Compared to a suite of video lectures, this would seem fairly easy to do – and yet as far as I can tell, even this relatively simple project has failed to succeed to date. I've spent some time surveying open-source introductory algebra texts, for example, and found them all to be surprisingly deficient (rather reminiscent of some video lectures, in fact – frequently unplanned, technologically difficult to access, or with confusing and unprofessional jokes and puns in the text, etc.) I plan to spend some time writing up particular reviews in the future.

An argument: If making information widely available eliminates the need for live in-person instruction, then why didn't the printing press “tsunami” destroy live colleges (when in fact it did the opposite)? If free MOOCs current low quality is something easily fixed, then why aren't the even simpler open-source textbooks yet representing high quality offerings?

So that said, a few news items regarding open-source text developments that do give me cause for hope:

1. California has passed and signed a law to fund open-source textbook development in 50 core subject areas. While there was a similar attempt under the Schwarzenegger administration, that prior try had ambiguous definitions, weak standards, and no funding. This new law sounds like a much stronger attempt that does give me hope.

2. Finnish researchers and teachers engaged in a 3-day “hackathon” in which they completed an entire open-source textbook.
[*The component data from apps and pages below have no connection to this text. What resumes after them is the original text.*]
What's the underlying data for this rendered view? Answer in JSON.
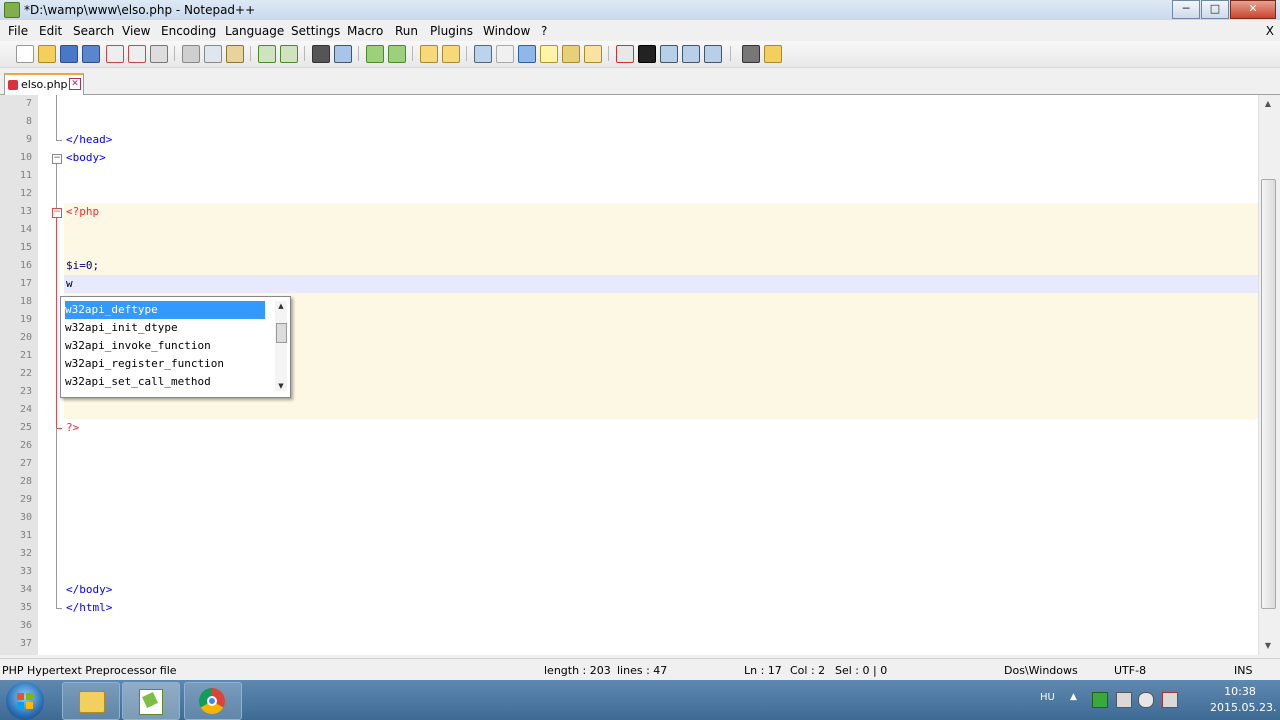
{
  "window": {
    "title": "*D:\\wamp\\www\\elso.php - Notepad++",
    "minimize": "─",
    "maximize": "□",
    "close": "✕"
  },
  "menu": {
    "items": [
      "File",
      "Edit",
      "Search",
      "View",
      "Encoding",
      "Language",
      "Settings",
      "Macro",
      "Run",
      "Plugins",
      "Window",
      "?"
    ],
    "close_doc": "X"
  },
  "tab": {
    "label": "elso.php",
    "close": "✕"
  },
  "editor": {
    "lines": [
      {
        "num": "7",
        "code": ""
      },
      {
        "num": "8",
        "code": ""
      },
      {
        "num": "9",
        "code": "</head>"
      },
      {
        "num": "10",
        "code": "<body>"
      },
      {
        "num": "11",
        "code": ""
      },
      {
        "num": "12",
        "code": ""
      },
      {
        "num": "13",
        "code": "<?php"
      },
      {
        "num": "14",
        "code": ""
      },
      {
        "num": "15",
        "code": ""
      },
      {
        "num": "16",
        "code": "$i=0;"
      },
      {
        "num": "17",
        "code": "w"
      },
      {
        "num": "18",
        "code": ""
      },
      {
        "num": "19",
        "code": ""
      },
      {
        "num": "20",
        "code": ""
      },
      {
        "num": "21",
        "code": ""
      },
      {
        "num": "22",
        "code": ""
      },
      {
        "num": "23",
        "code": ""
      },
      {
        "num": "24",
        "code": ""
      },
      {
        "num": "25",
        "code": "?>"
      },
      {
        "num": "26",
        "code": ""
      },
      {
        "num": "27",
        "code": ""
      },
      {
        "num": "28",
        "code": ""
      },
      {
        "num": "29",
        "code": ""
      },
      {
        "num": "30",
        "code": ""
      },
      {
        "num": "31",
        "code": ""
      },
      {
        "num": "32",
        "code": ""
      },
      {
        "num": "33",
        "code": ""
      },
      {
        "num": "34",
        "code": "</body>"
      },
      {
        "num": "35",
        "code": "</html>"
      },
      {
        "num": "36",
        "code": ""
      },
      {
        "num": "37",
        "code": ""
      }
    ]
  },
  "autocomplete": {
    "items": [
      "w32api_deftype",
      "w32api_init_dtype",
      "w32api_invoke_function",
      "w32api_register_function",
      "w32api_set_call_method"
    ],
    "selected_index": 0
  },
  "status": {
    "filetype": "PHP Hypertext Preprocessor file",
    "length": "length : 203",
    "lines": "lines : 47",
    "ln": "Ln : 17",
    "col": "Col : 2",
    "sel": "Sel : 0 | 0",
    "eol": "Dos\\Windows",
    "encoding": "UTF-8",
    "mode": "INS"
  },
  "taskbar": {
    "lang": "HU",
    "time": "10:38",
    "date": "2015.05.23."
  },
  "colors": {
    "php_tag": "#ff2a2a",
    "html_tag": "#0000ff",
    "selection": "#3399ff",
    "php_background": "#fdf8e3"
  }
}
While I would be highly skeptical of the quality of such an offering, it at least signals that there is some amount of buzz and excitement for the idea, which perhaps bodes good things to come.


Bungled Election Probability
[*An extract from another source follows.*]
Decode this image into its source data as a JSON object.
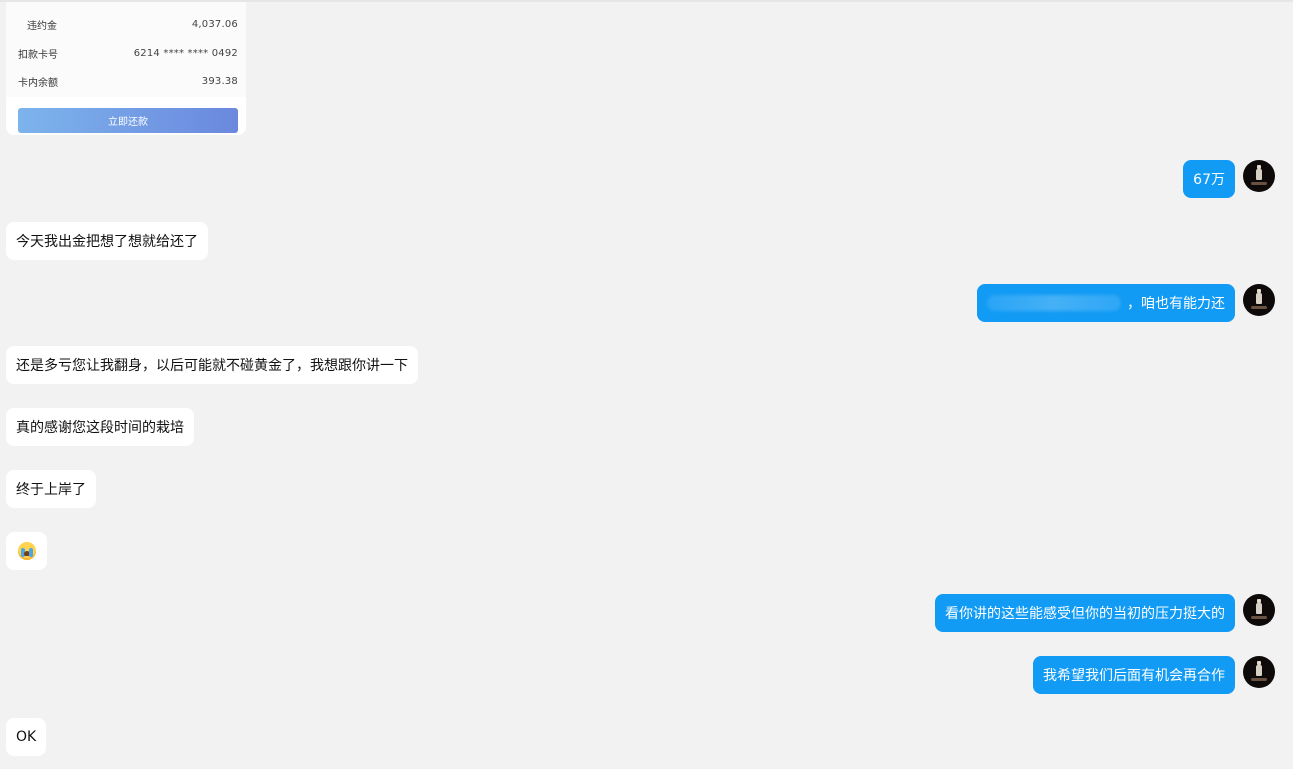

Here's a common malformed math problem that really irks me -- The idea that in a voting situation, the ratio of voters indicates the probability of one party winning. For example: a problem might say that out of a group of 50 people, 30 people favor candidate A, and 20 people candidate B, so candidate A has a 60% chance of winning an election. Obviously, this can only be the case if the election is decided by one single voter being chosen by random method, which is not remotely how any elections actually work.

I've seen this pop in one or more publisher-provided testbanks that I use. And yes, it currently also appears in the Udacity Statistics 101 course (Unit 24.4, et. al.; hopefully fixed soon?). For god's sake people, please don't do that.


MOOCs in the News

MIT's Technology Review has one of the best survey/reviews I've seen of current MOOC programs, and also pointedly asks if they might be a temporary fad. The article opens with a fascinating comparison to the correspondence-course craze of about a hundred years ago, which made similar promises of widespread and personalized educational opportunities, and saw millions of prospective students enroll – culminating in very low outcomes and success rates, and ultimately the collapse of those programs.

American Educator magazine has a powerful “Notebook” column assessing Khan Academy, and pointing out the relatively poor quality of the lessons made available there. Quoting a profile from Time magazine, “Sal Khan... explains how he prepares each of his video lessons. He doesn't use a script. In fact, he admits, 'I don't know what I'm going to say half the time'... 'two minutes of research on Google'... is how Khan describes his own pre-lesson routine.” Note that this observation is identical to my #1 criticism of the Udacity Introduction to Statistics course, here.